### TASK OBJECTIVE:
State how many lines in the records below contain the word "title". Nothing else is needed.

### EXERCISE INPUT:
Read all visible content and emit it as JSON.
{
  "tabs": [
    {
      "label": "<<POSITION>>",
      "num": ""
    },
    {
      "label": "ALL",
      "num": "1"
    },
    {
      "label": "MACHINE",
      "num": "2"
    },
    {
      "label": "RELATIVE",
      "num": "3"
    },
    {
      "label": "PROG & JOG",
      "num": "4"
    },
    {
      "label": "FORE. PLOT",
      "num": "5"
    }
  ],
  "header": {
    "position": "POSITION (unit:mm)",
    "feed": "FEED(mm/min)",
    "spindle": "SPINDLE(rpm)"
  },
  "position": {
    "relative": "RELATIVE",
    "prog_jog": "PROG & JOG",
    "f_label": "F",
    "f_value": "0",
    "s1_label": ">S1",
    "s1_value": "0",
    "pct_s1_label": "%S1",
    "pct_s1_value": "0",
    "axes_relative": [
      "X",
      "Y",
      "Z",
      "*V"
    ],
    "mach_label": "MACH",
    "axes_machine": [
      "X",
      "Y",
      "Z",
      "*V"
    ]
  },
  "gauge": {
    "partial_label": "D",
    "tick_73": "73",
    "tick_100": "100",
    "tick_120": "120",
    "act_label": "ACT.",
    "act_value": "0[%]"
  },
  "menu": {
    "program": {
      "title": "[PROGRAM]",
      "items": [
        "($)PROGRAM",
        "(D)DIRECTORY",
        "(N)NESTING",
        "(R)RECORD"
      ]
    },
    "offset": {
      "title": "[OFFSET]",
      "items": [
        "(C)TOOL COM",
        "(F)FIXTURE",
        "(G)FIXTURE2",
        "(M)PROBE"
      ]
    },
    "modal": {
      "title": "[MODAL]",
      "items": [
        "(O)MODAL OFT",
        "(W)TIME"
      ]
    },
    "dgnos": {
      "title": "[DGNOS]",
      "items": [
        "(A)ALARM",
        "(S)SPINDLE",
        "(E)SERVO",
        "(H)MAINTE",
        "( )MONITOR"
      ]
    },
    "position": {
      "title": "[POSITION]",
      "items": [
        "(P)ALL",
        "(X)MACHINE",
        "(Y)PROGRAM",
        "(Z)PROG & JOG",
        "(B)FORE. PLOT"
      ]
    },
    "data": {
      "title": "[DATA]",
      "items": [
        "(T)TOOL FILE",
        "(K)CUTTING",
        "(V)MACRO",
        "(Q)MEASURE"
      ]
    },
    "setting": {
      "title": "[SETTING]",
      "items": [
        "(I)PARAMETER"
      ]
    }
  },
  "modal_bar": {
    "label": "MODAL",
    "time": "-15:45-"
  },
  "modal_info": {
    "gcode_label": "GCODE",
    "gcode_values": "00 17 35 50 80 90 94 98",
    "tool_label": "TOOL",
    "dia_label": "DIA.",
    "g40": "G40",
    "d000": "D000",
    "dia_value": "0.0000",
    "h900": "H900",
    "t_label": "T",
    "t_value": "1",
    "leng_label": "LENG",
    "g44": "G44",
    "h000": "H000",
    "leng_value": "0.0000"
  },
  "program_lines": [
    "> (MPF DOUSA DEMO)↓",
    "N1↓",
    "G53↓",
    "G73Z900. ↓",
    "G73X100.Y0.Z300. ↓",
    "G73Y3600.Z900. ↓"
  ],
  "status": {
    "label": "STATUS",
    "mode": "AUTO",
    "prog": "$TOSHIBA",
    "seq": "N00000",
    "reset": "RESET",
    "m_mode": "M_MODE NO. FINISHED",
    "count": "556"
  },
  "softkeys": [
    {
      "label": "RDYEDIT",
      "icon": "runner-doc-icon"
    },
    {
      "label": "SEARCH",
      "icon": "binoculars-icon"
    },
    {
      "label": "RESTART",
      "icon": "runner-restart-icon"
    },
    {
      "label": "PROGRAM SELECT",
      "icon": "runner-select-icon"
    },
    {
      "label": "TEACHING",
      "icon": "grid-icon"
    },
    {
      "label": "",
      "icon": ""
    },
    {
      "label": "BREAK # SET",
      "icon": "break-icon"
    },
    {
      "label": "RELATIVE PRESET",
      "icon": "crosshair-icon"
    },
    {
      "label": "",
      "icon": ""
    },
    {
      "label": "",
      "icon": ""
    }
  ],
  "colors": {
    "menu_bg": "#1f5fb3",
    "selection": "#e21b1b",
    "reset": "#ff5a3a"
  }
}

### COMPLETED TASK:
7